A giant trumpet player, sculpted in concrete, towers over the
intersection of Buckeye Road and East 118th Street, blasting his
horn while an imaginary breeze blows his tie in the wind.
Created by Pittsburgh artist James Simon, the "Buckeye Trumpet
Man" is the centerpiece of the new Art and Soul of Buckeye
Community Park. It's also one of the latest additions to a growing
collection of outdoor art that's turning Cleveland into a vast,
alfresco art gallery.
Outdoor art in Cleveland traces the history of modern sculpture.
It also reveals how public art in America has swung over the past
century from populist expressions of civic virtue to idiosyncratic
visions of individual artists and back to boosterism and pride.
Early-20th-century sculptors such as Daniel Chester French, Karl

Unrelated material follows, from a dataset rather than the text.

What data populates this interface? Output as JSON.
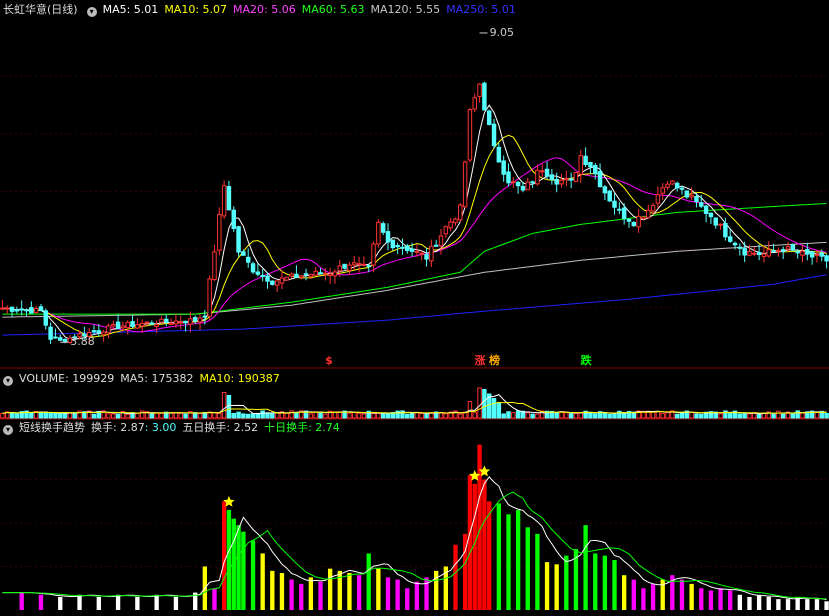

Bitter, Max Kalish and Henry Hering adorned downtown civic and
government buildings and public spaces with heroic statues of
allegorical figures or political and military heroes.
From the 1970s to the '90s, government agencies encouraged
leading American artists such as Isamu Noguchi, Tony Smith and
Claes Oldenburg to impose abstract or intentionally provocative
forms on public spaces, sometimes with controversial results.
Oldenburg and Coosje van Bruggen's "Free Stamp," intended as a
humorous critique of bureaucratic rubber-stamping, was famously
rejected by Standard Oil of Ohio, which originally commissioned the
work to stand at the base of its 1985 office tower on Public
Square. In 1991, the company, then BP America, gave the work to the
city, which installed it at Willard Park.
Funding of public art has remained strong, thanks to grants from
private foundations or percent-for-art programs like those of the
state of Ohio or the Greater Cleveland Regional Transit Authority's
Arts in Transit program.
Controversies over public art are rare nowadays, perhaps because
public art promoters are minding their manners, or perhaps because
government agencies and community organizations have grown wary of
Works like Simon's "Trumpet Man," whose goal is to bolster
economic development and neighborhood identity, are becoming the
rule. But some artists still find ways to exploit the city's
outdoor spaces in more personal ways.
Cleveland Public Art, the city's leading, nonprofit public art
agency, founded in 1986, wants to straddle all approaches to public
"The public realm is a place that can and should support the
work of leading-edge artists and designers," said Greg Peckham, the
agency's executive director. At the same time, he thoroughly
endorses art that's allied to neighborhood revitalization or
integrated in public projects such as RTA's soon-to-be-finished
Euclid Corridor rapid bus line, for which artists have designed
everything from tree grates to trash receptacles.
"Artists are working hand in hand with design teams to make
ordinary objects a little more extraordinary," Peckham said, "to
give distinctive flavor to what would otherwise be off-the-shelf
Let's look at some recently completed public art projects in
Cleveland, and how they stack up.
Buckeye Road pocket park. The 16-foot-tall "Buckeye Trumpet Man"
by James Simon dominates the $200,000 Art and Soul of Buckeye
Community Park at East 118th Street and Buckeye Road in Cleveland,
a project led by Cleveland Public Art and the Buckeye Area
Development Corp. The park includes decorative ceramic benches by
Angelica Pozo, a dramatic mural by Cleveland artist Francisca
Ugalde and photo murals by former Cleveland artist William Carter.
With landscaping by Cleveland landscape architect James McKnight,
the investment is impressive, although some elements -- especially
Ugalde's mural -- are stronger than others.Grade: A-